Sixth, the state subverts the autonomy of government institutions, and in particular of executive bodies. The police, the IT department, ED, CBI, NCB, etc., become complicit in the tolerance of democratic violations, or the perpetuator of the state agenda. In a carefully and constantly monitored operation, acolytes or ideological clones are vetted and handpicked for positions of bureaucratic authority. They are judged for following the government’s line, not for their impartiality. Particular attention is paid to how the independence of the judiciary can be compromised.
Seventh, a concerted campaign is launched to co-opt the media. Private media houses are mostly owned by corporations, and corporations are vulnerable to pressure and blackmail from the state’s predatory prowess. As far as possible, therefore, the state seeks to operate – and to project – an echo chamber of its own agenda. Independent journalists, or impartial critics, who have the temerity to resist the state, are hunted down. Press houses that do not stand in line are raided and harassed.
Eighth, the regime is extremely suspicious of civil society. The NGOs which claim independence and refuse to be co-opted are considered as agents of foreign powers, subversive to the “interests” of the country. Obstacles are put in the functioning of NGOs through regulatory processes; any independent opinion expressed by civil society groups is outright rejected. Organizations like Amnesty International are seen as the main drivers of an “international conspiracy” to undermine the state.
Ninth, authoritarianism feeds on the perception of a vindictive state that will use all extremes to silence critics. Comedians are arrested without cause; draconian laws, like the UAPA, are clearly misused to arrest without bail; several FIRs are filed to harass opponents; the act of sedition is invoked with innocent ease; income tax notices or ED surveys are freely used against “opponents” of the state. Any institution that refuses to fold, like the film industry, is intimidated over fragile cases and roughly tarred; fear of violence by non-state actors representing the state is very present; exhibitions are attacked, films are picketed, and advertising campaigns such as Fab India’s Jashn-e-Riwaaj are forced to withdraw for fear of violence.
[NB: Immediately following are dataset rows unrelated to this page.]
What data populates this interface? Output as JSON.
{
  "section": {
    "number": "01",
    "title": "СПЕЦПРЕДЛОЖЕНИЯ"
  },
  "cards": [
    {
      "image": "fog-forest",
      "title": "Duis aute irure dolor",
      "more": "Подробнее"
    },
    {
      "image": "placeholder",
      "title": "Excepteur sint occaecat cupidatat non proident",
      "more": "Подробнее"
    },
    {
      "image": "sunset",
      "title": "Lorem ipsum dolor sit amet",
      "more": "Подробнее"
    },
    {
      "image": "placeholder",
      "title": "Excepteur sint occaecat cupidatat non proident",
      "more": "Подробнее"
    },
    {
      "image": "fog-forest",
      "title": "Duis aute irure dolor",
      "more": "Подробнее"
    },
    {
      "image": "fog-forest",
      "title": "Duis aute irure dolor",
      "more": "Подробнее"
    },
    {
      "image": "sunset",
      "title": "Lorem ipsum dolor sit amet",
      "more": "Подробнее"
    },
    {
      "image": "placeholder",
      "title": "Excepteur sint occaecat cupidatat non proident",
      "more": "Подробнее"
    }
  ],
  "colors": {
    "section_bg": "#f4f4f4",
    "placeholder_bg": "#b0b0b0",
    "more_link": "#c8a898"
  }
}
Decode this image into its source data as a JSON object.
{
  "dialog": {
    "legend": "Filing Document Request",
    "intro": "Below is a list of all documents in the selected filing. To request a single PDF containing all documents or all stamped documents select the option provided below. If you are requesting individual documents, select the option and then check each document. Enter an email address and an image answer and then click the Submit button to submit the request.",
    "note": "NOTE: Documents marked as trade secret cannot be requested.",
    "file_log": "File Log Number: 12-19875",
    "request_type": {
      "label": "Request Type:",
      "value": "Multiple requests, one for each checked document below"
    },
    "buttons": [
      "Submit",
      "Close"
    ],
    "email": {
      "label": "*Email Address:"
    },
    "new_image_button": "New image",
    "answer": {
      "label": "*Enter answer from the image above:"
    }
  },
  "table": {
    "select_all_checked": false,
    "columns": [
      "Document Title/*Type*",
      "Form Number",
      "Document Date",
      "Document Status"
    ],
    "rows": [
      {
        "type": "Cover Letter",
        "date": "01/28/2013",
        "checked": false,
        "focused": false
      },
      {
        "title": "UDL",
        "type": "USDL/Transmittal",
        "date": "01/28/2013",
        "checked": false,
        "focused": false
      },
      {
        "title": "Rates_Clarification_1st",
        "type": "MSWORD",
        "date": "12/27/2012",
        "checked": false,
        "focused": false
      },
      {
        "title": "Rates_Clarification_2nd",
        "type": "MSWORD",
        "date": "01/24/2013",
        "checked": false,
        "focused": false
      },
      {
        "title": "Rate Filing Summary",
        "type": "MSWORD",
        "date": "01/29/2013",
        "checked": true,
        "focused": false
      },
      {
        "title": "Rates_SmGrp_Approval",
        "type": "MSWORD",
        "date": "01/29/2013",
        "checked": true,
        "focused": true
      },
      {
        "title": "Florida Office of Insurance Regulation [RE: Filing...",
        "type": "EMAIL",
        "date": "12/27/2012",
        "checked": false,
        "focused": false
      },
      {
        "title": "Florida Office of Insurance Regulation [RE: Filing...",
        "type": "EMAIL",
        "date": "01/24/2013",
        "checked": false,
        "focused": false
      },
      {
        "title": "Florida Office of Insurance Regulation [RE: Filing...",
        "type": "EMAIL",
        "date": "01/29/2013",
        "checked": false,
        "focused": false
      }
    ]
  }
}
And an elaborate surveillance system is in place, even illegally, as the use of Pegasus seems to indicate.
Tenth, and finally, a carefully choreographed personality cult is built around the Supreme Leader. Those who question him are enemies of the state. He does not give press conferences. He only speaks in a monologue. His photo is everywhere, often even on non-political government releases. An aura of imperiousness surrounds him. For the faithful, it is the State, above all questioning and democratic responsibility.
The current regime has a gross majority in Lok Sabha and a ruled majority in Rajya Sabha. The executive, which is supposed to be apolitical and work impartially, has long bowed to the powers that be. The subordinate judiciary often seems to have forgotten its duty to uphold the rule of law. But the judiciary, especially the superior courts and the Supreme Court, remains our only hope. It must protect democracy from the organized stranglehold of an authoritarian state.